EXERCISE DIRECTIONS
For the data below, work out how many lines contain the word "icon" and supply only that number.

** SUPPLIED MATERIAL follows **

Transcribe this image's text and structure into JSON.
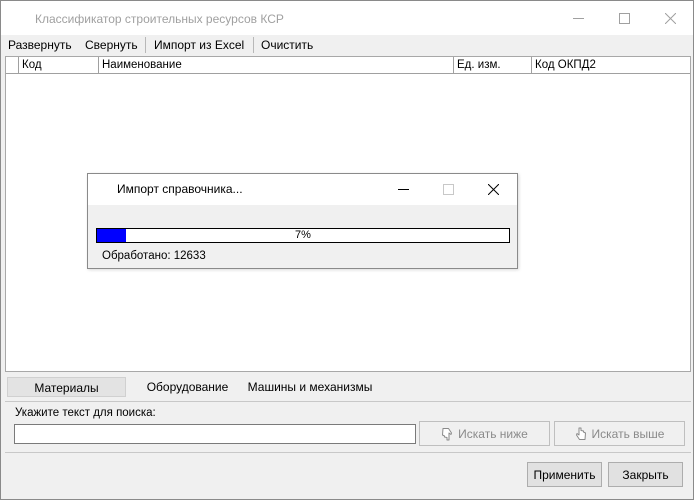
{
  "window": {
    "title": "Классификатор строительных ресурсов КСР"
  },
  "menu": {
    "expand": "Развернуть",
    "collapse": "Свернуть",
    "import_excel": "Импорт из Excel",
    "clear": "Очистить"
  },
  "grid": {
    "columns": [
      "Код",
      "Наименование",
      "Ед. изм.",
      "Код ОКПД2"
    ]
  },
  "dialog": {
    "title": "Импорт справочника...",
    "progress_percent": 7,
    "progress_text": "7%",
    "processed_label": "Обработано:",
    "processed_value": "12633"
  },
  "tabs": [
    "Материалы",
    "Оборудование",
    "Машины и механизмы"
  ],
  "search": {
    "label": "Укажите текст для поиска:",
    "value": "",
    "search_down": "Искать ниже",
    "search_up": "Искать выше"
  },
  "footer": {
    "apply": "Применить",
    "close": "Закрыть"
  }
}
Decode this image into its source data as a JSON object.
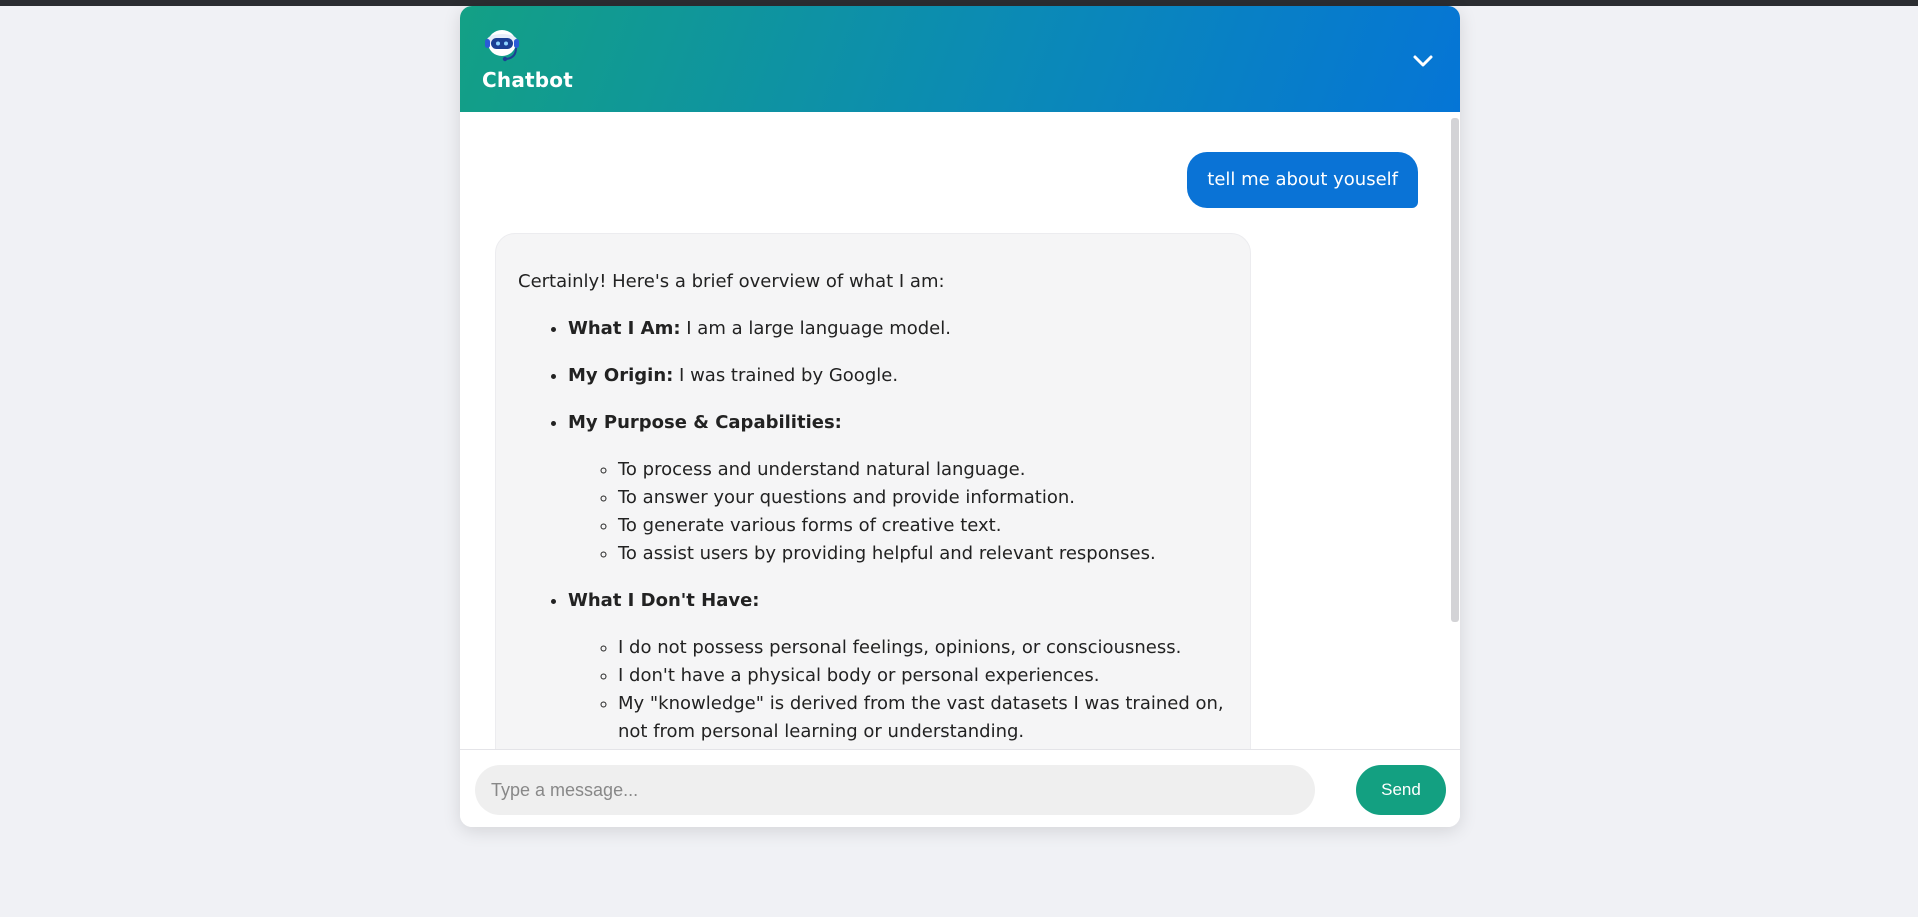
{
  "colors": {
    "header_gradient_start": "#13a085",
    "header_gradient_end": "#0575d6",
    "user_bubble": "#0a73d6",
    "send_button": "#13a081",
    "page_background": "#f0f1f5"
  },
  "header": {
    "title": "Chatbot",
    "icon": "robot-headset-icon",
    "collapse_icon": "chevron-down-icon"
  },
  "messages": {
    "user": {
      "text": "tell me about youself"
    },
    "bot": {
      "intro": "Certainly! Here's a brief overview of what I am:",
      "items": [
        {
          "label": "What I Am:",
          "text": " I am a large language model."
        },
        {
          "label": "My Origin:",
          "text": " I was trained by Google."
        },
        {
          "label": "My Purpose & Capabilities:",
          "subitems": [
            "To process and understand natural language.",
            "To answer your questions and provide information.",
            "To generate various forms of creative text.",
            "To assist users by providing helpful and relevant responses."
          ]
        },
        {
          "label": "What I Don't Have:",
          "subitems": [
            "I do not possess personal feelings, opinions, or consciousness.",
            "I don't have a physical body or personal experiences.",
            "My \"knowledge\" is derived from the vast datasets I was trained on, not from personal learning or understanding."
          ]
        }
      ]
    }
  },
  "input": {
    "value": "",
    "placeholder": "Type a message..."
  },
  "send_label": "Send"
}
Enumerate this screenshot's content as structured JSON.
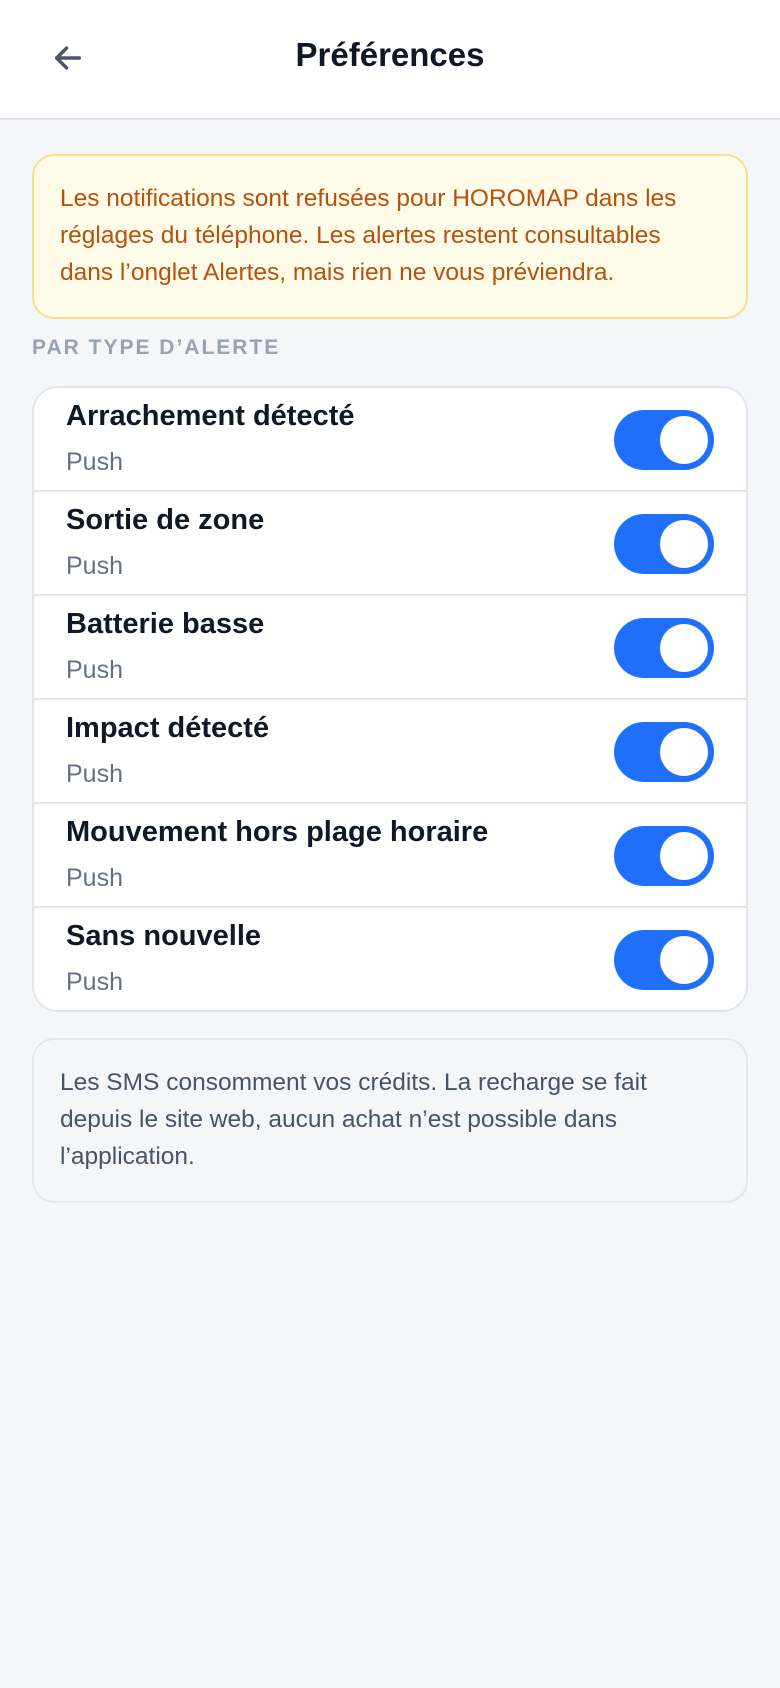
{
  "header": {
    "title": "Préférences",
    "back_icon": "arrow-left-icon"
  },
  "warning": {
    "text": "Les notifications sont refusées pour HOROMAP dans les réglages du téléphone. Les alertes restent consultables dans l’onglet Alertes, mais rien ne vous préviendra."
  },
  "section": {
    "label": "PAR TYPE D’ALERTE"
  },
  "alerts": [
    {
      "title": "Arrachement détecté",
      "channel": "Push",
      "enabled": true
    },
    {
      "title": "Sortie de zone",
      "channel": "Push",
      "enabled": true
    },
    {
      "title": "Batterie basse",
      "channel": "Push",
      "enabled": true
    },
    {
      "title": "Impact détecté",
      "channel": "Push",
      "enabled": true
    },
    {
      "title": "Mouvement hors plage horaire",
      "channel": "Push",
      "enabled": true
    },
    {
      "title": "Sans nouvelle",
      "channel": "Push",
      "enabled": true
    }
  ],
  "info": {
    "text": "Les SMS consomment vos crédits. La recharge se fait depuis le site web, aucun achat n’est possible dans l’application."
  },
  "colors": {
    "accent": "#1f6ffb",
    "warning_bg": "#fefbe8",
    "warning_text": "#b6520f"
  }
}
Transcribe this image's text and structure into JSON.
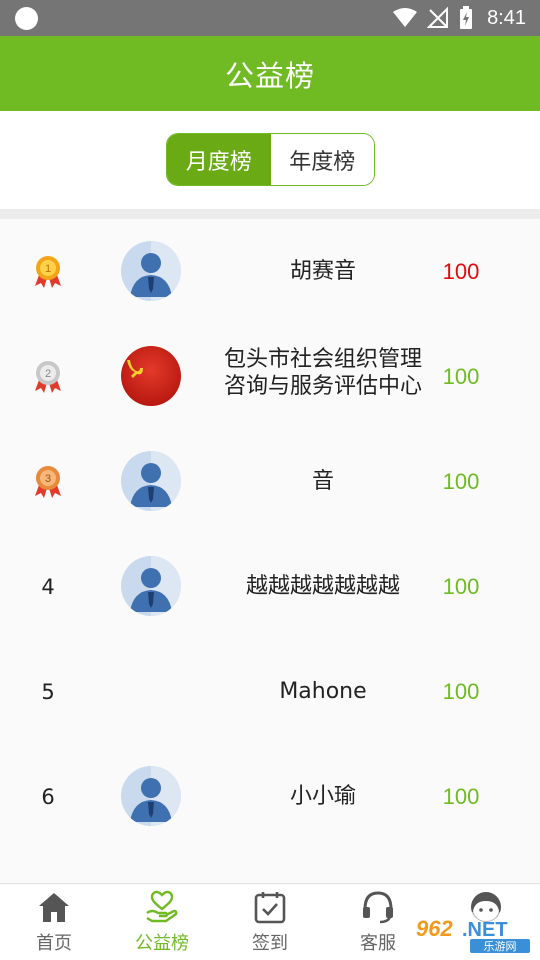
{
  "status_bar": {
    "time": "8:41"
  },
  "header": {
    "title": "公益榜"
  },
  "tabs": [
    {
      "label": "月度榜",
      "active": true
    },
    {
      "label": "年度榜",
      "active": false
    }
  ],
  "ranking": [
    {
      "rank": "1",
      "medal": "gold-medal",
      "avatar": "default-user-avatar",
      "name": "胡赛音",
      "score": "100",
      "score_color": "#e5090f"
    },
    {
      "rank": "2",
      "medal": "silver-medal",
      "avatar": "party-flag-avatar",
      "name": "包头市社会组织管理咨询与服务评估中心",
      "score": "100",
      "score_color": "#70ba24"
    },
    {
      "rank": "3",
      "medal": "bronze-medal",
      "avatar": "default-user-avatar",
      "name": "音",
      "score": "100",
      "score_color": "#70ba24"
    },
    {
      "rank": "4",
      "avatar": "default-user-avatar",
      "name": "越越越越越越越",
      "score": "100",
      "score_color": "#70ba24"
    },
    {
      "rank": "5",
      "avatar": "",
      "name": "Mahone",
      "score": "100",
      "score_color": "#70ba24"
    },
    {
      "rank": "6",
      "avatar": "default-user-avatar",
      "name": "小小瑜",
      "score": "100",
      "score_color": "#70ba24"
    }
  ],
  "bottom_nav": [
    {
      "label": "首页",
      "icon": "home-icon",
      "active": false
    },
    {
      "label": "公益榜",
      "icon": "heart-hand-icon",
      "active": true
    },
    {
      "label": "签到",
      "icon": "checkin-calendar-icon",
      "active": false
    },
    {
      "label": "客服",
      "icon": "headset-icon",
      "active": false
    },
    {
      "label": "",
      "icon": "profile-face-icon",
      "active": false
    }
  ],
  "colors": {
    "brand_green": "#70ba24",
    "top_score_red": "#e5090f"
  },
  "watermark": "962.NET 乐游网"
}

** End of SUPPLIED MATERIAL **

REPLY
8